INPUT:

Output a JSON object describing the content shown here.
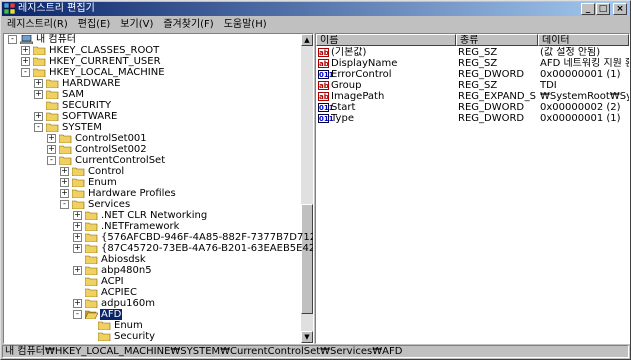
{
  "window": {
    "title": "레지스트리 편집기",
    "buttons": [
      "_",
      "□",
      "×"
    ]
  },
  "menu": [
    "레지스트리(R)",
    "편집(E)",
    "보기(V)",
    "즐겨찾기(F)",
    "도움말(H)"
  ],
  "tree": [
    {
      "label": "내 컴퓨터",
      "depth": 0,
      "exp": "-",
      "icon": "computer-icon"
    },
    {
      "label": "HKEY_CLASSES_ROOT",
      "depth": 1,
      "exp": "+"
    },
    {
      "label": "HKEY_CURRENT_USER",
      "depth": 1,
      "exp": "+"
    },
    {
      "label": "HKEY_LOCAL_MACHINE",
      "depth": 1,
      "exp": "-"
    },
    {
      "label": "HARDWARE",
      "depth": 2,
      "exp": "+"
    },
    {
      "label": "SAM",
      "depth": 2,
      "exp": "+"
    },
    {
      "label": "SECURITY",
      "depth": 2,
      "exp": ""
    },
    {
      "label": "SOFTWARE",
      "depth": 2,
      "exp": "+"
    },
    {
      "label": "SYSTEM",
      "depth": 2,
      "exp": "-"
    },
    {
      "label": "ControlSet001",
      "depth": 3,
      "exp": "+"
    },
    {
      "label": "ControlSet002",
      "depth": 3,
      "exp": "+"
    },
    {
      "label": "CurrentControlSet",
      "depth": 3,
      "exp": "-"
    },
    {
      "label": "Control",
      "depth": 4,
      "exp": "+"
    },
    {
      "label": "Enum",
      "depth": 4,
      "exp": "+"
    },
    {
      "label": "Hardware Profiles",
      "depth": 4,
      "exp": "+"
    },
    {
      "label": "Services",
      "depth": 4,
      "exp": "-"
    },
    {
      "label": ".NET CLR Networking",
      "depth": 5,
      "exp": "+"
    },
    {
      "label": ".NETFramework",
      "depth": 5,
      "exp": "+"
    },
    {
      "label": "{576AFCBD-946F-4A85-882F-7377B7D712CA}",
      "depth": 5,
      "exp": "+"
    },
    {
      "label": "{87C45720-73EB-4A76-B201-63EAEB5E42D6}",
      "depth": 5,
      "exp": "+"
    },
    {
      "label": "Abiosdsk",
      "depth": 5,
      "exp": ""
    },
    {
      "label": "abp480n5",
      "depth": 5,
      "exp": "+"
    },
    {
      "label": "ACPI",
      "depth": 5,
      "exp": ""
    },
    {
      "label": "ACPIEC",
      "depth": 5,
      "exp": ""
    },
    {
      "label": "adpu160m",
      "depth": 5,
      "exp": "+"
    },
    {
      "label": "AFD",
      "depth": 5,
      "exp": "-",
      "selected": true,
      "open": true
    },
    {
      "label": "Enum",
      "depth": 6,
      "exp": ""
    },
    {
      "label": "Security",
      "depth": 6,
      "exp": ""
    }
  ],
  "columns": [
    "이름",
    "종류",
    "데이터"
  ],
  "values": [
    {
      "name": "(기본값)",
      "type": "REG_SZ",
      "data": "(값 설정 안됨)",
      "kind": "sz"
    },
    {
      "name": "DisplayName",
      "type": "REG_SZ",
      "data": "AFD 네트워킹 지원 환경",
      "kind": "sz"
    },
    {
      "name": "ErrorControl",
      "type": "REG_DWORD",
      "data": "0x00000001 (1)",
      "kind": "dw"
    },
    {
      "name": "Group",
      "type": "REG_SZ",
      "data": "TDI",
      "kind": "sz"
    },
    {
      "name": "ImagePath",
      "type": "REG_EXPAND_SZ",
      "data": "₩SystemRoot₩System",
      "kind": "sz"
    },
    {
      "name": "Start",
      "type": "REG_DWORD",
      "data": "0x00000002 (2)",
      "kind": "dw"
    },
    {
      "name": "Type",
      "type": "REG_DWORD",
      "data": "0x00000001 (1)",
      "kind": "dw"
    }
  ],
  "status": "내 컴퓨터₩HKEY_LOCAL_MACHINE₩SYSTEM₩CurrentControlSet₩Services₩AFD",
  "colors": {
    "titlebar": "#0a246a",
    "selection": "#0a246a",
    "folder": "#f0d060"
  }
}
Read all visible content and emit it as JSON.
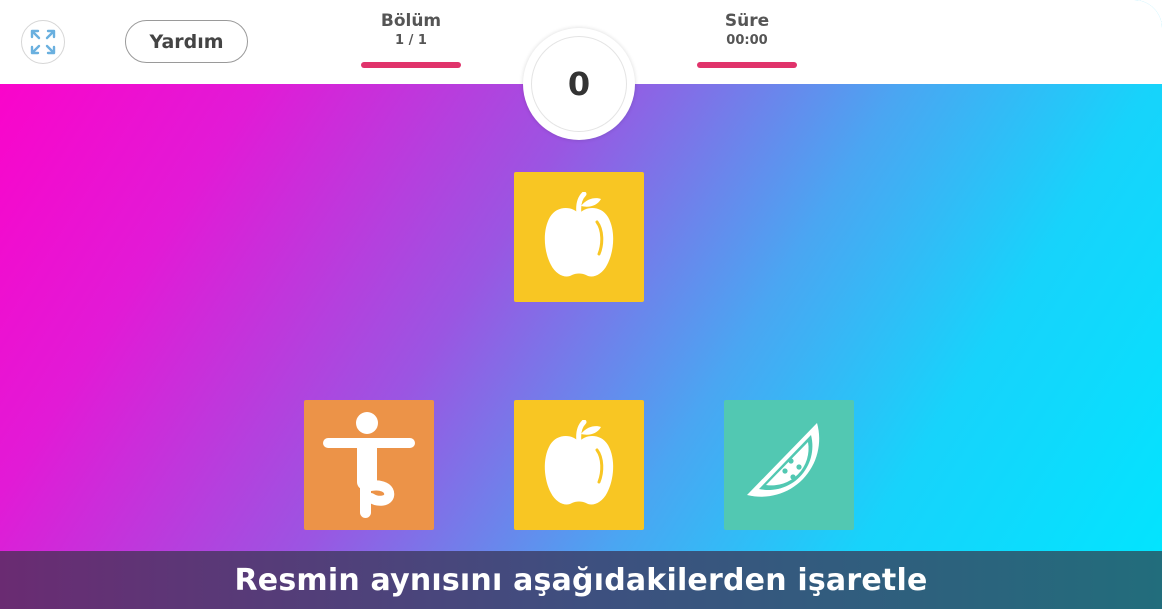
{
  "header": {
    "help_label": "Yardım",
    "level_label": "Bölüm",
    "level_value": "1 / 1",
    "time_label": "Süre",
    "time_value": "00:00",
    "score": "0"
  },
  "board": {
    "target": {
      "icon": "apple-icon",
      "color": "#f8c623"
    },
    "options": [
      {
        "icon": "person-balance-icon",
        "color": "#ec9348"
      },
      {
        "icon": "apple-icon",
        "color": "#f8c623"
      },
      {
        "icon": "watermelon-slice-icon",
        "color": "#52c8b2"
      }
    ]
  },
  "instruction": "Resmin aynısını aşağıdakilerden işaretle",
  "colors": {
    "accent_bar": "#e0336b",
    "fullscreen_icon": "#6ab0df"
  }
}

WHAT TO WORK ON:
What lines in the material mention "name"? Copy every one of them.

ANSWER TO THIS EXERCISE:
      "name": "(기본값)",
      "name": "DisplayName",
      "name": "ErrorControl",
      "name": "Group",
      "name": "ImagePath",
      "name": "Start",
      "name": "Type",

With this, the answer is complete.